BPPV is the most common form of position vertigo and accounts for over half of all peripheral vestibular dysfunction. It is more common as we age and is seven times more common in people over 60 years of age. BPPV is a specific diagnosis, and each word describes the condition:
Benign—it is not life-threatening, even though the symptoms can be very intense and upsetting
Paroxysmal – it comes in sudden, short spells
Positional—certain head positions or movements can trigger a spell
Vertigo—feeling like you are spinning or the world around you is spinning

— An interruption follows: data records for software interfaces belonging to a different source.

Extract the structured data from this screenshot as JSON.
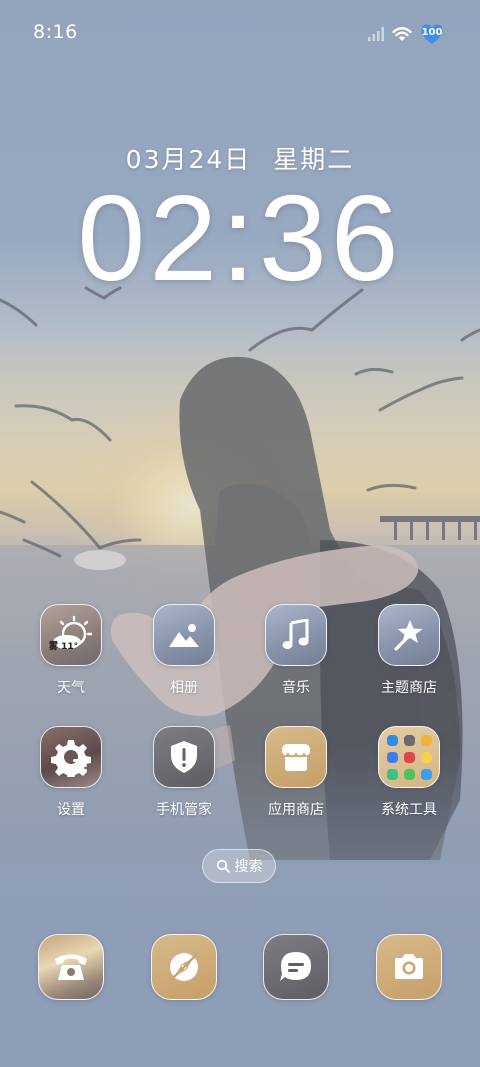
{
  "status_bar": {
    "time": "8:16",
    "signal_icon": "cellular-signal-icon",
    "wifi_icon": "wifi-icon",
    "battery_level": "100"
  },
  "lockscreen_clock": {
    "date": "03月24日",
    "weekday": "星期二",
    "time": "02:36"
  },
  "home_apps": [
    {
      "label": "天气",
      "icon": "weather-fog-icon",
      "badge": "雾 11°"
    },
    {
      "label": "相册",
      "icon": "gallery-icon"
    },
    {
      "label": "音乐",
      "icon": "music-note-icon"
    },
    {
      "label": "主题商店",
      "icon": "theme-store-icon"
    },
    {
      "label": "设置",
      "icon": "settings-gear-icon"
    },
    {
      "label": "手机管家",
      "icon": "security-shield-icon"
    },
    {
      "label": "应用商店",
      "icon": "app-store-icon"
    },
    {
      "label": "系统工具",
      "icon": "system-tools-folder-icon"
    }
  ],
  "search": {
    "label": "搜索",
    "icon": "search-icon"
  },
  "dock": [
    {
      "icon": "phone-icon"
    },
    {
      "icon": "compass-icon"
    },
    {
      "icon": "messages-icon"
    },
    {
      "icon": "camera-icon"
    }
  ],
  "colors": {
    "wallpaper_tint": "#8fa0b9",
    "gold_icon": "#c9a56f",
    "dark_icon": "#64656a"
  }
}
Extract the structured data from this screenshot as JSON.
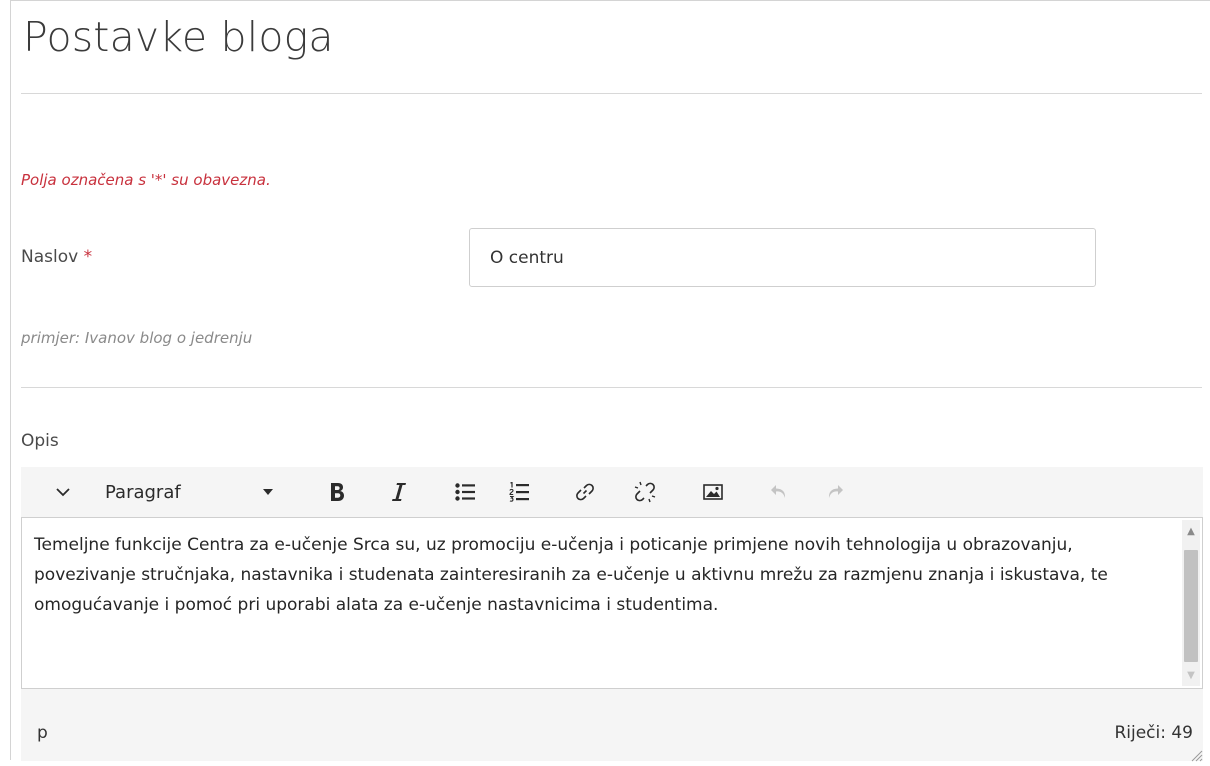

BPPV occurs when calcium carbonate crystals (otoconia) or “ear rocks” sluff off from the membrane where they reside in the saccule of the inner ear and migrate into the semicircular canals. When the head moves a certain way, these crystals move around in the semicircular canals (where they aren’t supposed to be) and excite the neurons, which send false signals to the brain. The result of this is the sensation of vertigo (spinning), abnormal eye movements (nystagmus) and usually nausea.
The head movements that typically bring on symptoms including looking up, looking down, lying down flat quickly, rolling over when lying flat. Some activity of your daily life that may bring on symptoms include looking up into the cupboard, rolling over in bed, tilting your head back in a dentist chair or washing hair at the salon, and even some yoga or Pilates poses.
Symptoms typically last less than 60 seconds and go away if you stay in provoking position.
The cause of BPPV is unknown in most cases, it can less commonly be caused from head trauma or concussion or other vestibular dysfunctions.
BPPV is assessed in clinic by looking for the “ear rocks” in one of semicircular canals. This involves using the Dix‐Hallpike and Head Roll tests.
BPPV is treated by performing a repositioning maneuver to try to reposition the free-floating calcium carbonate crystals back to the saccule there they belong. The most common maneuver used is called the Epley maneuver. Many studies have shown that the BPPV treatment has success rates of over 80% with one treatment.
BPPV can reoccur in many people. The recurrence rate is between 18-37% and is most likely in the first year. BPPV can spontaneously resolve on its own, but it may take a long time and some never resolve without treatment.
Have a question? Ask Jennifer at firstname.lastname@example.org
Tonks, Bernard. (2017). Vestibular Rehabilitation Course Manual.
Otolaryngology–Head and Neck Surgery 2017, Vol. 156(3S) S1 –S47